↓↓↓
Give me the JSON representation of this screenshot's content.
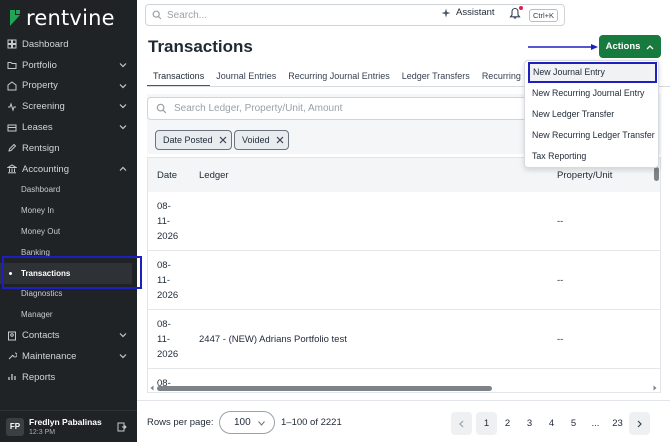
{
  "brand": {
    "name": "rentvine",
    "color": "#23a455"
  },
  "colors": {
    "sidebar_bg": "#1f2326",
    "accent_green": "#177a3e",
    "annotation_blue": "#1e1fbf"
  },
  "sidebar": {
    "items": [
      {
        "label": "Dashboard",
        "icon": "dashboard-icon"
      },
      {
        "label": "Portfolio",
        "icon": "folder-icon",
        "expandable": true
      },
      {
        "label": "Property",
        "icon": "building-icon",
        "expandable": true
      },
      {
        "label": "Screening",
        "icon": "screening-icon",
        "expandable": true
      },
      {
        "label": "Leases",
        "icon": "lease-icon",
        "expandable": true
      },
      {
        "label": "Rentsign",
        "icon": "pen-icon"
      },
      {
        "label": "Accounting",
        "icon": "bank-icon",
        "expandable": true,
        "expanded": true
      }
    ],
    "accounting_sub": [
      {
        "label": "Dashboard"
      },
      {
        "label": "Money In"
      },
      {
        "label": "Money Out"
      },
      {
        "label": "Banking"
      },
      {
        "label": "Transactions",
        "active": true
      },
      {
        "label": "Diagnostics"
      },
      {
        "label": "Manager"
      }
    ],
    "bottom_items": [
      {
        "label": "Contacts",
        "icon": "contacts-icon",
        "expandable": true
      },
      {
        "label": "Maintenance",
        "icon": "wrench-icon",
        "expandable": true
      },
      {
        "label": "Reports",
        "icon": "report-icon"
      }
    ],
    "user": {
      "initials": "FP",
      "name": "Fredlyn Pabalinas",
      "time": "12:3 PM"
    }
  },
  "topbar": {
    "search_placeholder": "Search...",
    "shortcut": "Ctrl+K",
    "assistant_label": "Assistant"
  },
  "page": {
    "title": "Transactions",
    "actions_label": "Actions"
  },
  "tabs": [
    {
      "label": "Transactions",
      "active": true
    },
    {
      "label": "Journal Entries"
    },
    {
      "label": "Recurring Journal Entries"
    },
    {
      "label": "Ledger Transfers"
    },
    {
      "label": "Recurring Le"
    }
  ],
  "filters": {
    "search_placeholder": "Search Ledger, Property/Unit, Amount",
    "chips": [
      {
        "label": "Date Posted"
      },
      {
        "label": "Voided"
      }
    ]
  },
  "table": {
    "columns": {
      "date": "Date",
      "ledger": "Ledger",
      "property": "Property/Unit"
    },
    "rows": [
      {
        "date": "08-\n11-\n2026",
        "ledger": "",
        "property": "--"
      },
      {
        "date": "08-\n11-\n2026",
        "ledger": "",
        "property": "--"
      },
      {
        "date": "08-\n11-\n2026",
        "ledger": "2447 - (NEW) Adrians Portfolio test",
        "property": "--"
      },
      {
        "date": "08-",
        "ledger": "",
        "property": ""
      }
    ]
  },
  "actions_menu": [
    {
      "label": "New Journal Entry",
      "selected": true
    },
    {
      "label": "New Recurring Journal Entry"
    },
    {
      "label": "New Ledger Transfer"
    },
    {
      "label": "New Recurring Ledger Transfer"
    },
    {
      "label": "Tax Reporting"
    }
  ],
  "footer": {
    "rows_per_page_label": "Rows per page:",
    "rows_per_page_value": "100",
    "range": "1–100 of 2221",
    "pages": [
      "1",
      "2",
      "3",
      "4",
      "5",
      "...",
      "23"
    ],
    "current_page": "1"
  }
}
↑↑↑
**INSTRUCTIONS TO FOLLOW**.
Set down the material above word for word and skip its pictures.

**RESULT OF THIS EXERCISE**.
Give me the JSON representation of this screenshot's content.
{
  "brand": {
    "name": "rentvine",
    "color": "#23a455"
  },
  "colors": {
    "sidebar_bg": "#1f2326",
    "accent_green": "#177a3e",
    "annotation_blue": "#1e1fbf"
  },
  "sidebar": {
    "items": [
      {
        "label": "Dashboard",
        "icon": "dashboard-icon"
      },
      {
        "label": "Portfolio",
        "icon": "folder-icon",
        "expandable": true
      },
      {
        "label": "Property",
        "icon": "building-icon",
        "expandable": true
      },
      {
        "label": "Screening",
        "icon": "screening-icon",
        "expandable": true
      },
      {
        "label": "Leases",
        "icon": "lease-icon",
        "expandable": true
      },
      {
        "label": "Rentsign",
        "icon": "pen-icon"
      },
      {
        "label": "Accounting",
        "icon": "bank-icon",
        "expandable": true,
        "expanded": true
      }
    ],
    "accounting_sub": [
      {
        "label": "Dashboard"
      },
      {
        "label": "Money In"
      },
      {
        "label": "Money Out"
      },
      {
        "label": "Banking"
      },
      {
        "label": "Transactions",
        "active": true
      },
      {
        "label": "Diagnostics"
      },
      {
        "label": "Manager"
      }
    ],
    "bottom_items": [
      {
        "label": "Contacts",
        "icon": "contacts-icon",
        "expandable": true
      },
      {
        "label": "Maintenance",
        "icon": "wrench-icon",
        "expandable": true
      },
      {
        "label": "Reports",
        "icon": "report-icon"
      }
    ],
    "user": {
      "initials": "FP",
      "name": "Fredlyn Pabalinas",
      "time": "12:3 PM"
    }
  },
  "topbar": {
    "search_placeholder": "Search...",
    "shortcut": "Ctrl+K",
    "assistant_label": "Assistant"
  },
  "page": {
    "title": "Transactions",
    "actions_label": "Actions"
  },
  "tabs": [
    {
      "label": "Transactions",
      "active": true
    },
    {
      "label": "Journal Entries"
    },
    {
      "label": "Recurring Journal Entries"
    },
    {
      "label": "Ledger Transfers"
    },
    {
      "label": "Recurring Le"
    }
  ],
  "filters": {
    "search_placeholder": "Search Ledger, Property/Unit, Amount",
    "chips": [
      {
        "label": "Date Posted"
      },
      {
        "label": "Voided"
      }
    ]
  },
  "table": {
    "columns": {
      "date": "Date",
      "ledger": "Ledger",
      "property": "Property/Unit"
    },
    "rows": [
      {
        "date": "08-\n11-\n2026",
        "ledger": "",
        "property": "--"
      },
      {
        "date": "08-\n11-\n2026",
        "ledger": "",
        "property": "--"
      },
      {
        "date": "08-\n11-\n2026",
        "ledger": "2447 - (NEW) Adrians Portfolio test",
        "property": "--"
      },
      {
        "date": "08-",
        "ledger": "",
        "property": ""
      }
    ]
  },
  "actions_menu": [
    {
      "label": "New Journal Entry",
      "selected": true
    },
    {
      "label": "New Recurring Journal Entry"
    },
    {
      "label": "New Ledger Transfer"
    },
    {
      "label": "New Recurring Ledger Transfer"
    },
    {
      "label": "Tax Reporting"
    }
  ],
  "footer": {
    "rows_per_page_label": "Rows per page:",
    "rows_per_page_value": "100",
    "range": "1–100 of 2221",
    "pages": [
      "1",
      "2",
      "3",
      "4",
      "5",
      "...",
      "23"
    ],
    "current_page": "1"
  }
}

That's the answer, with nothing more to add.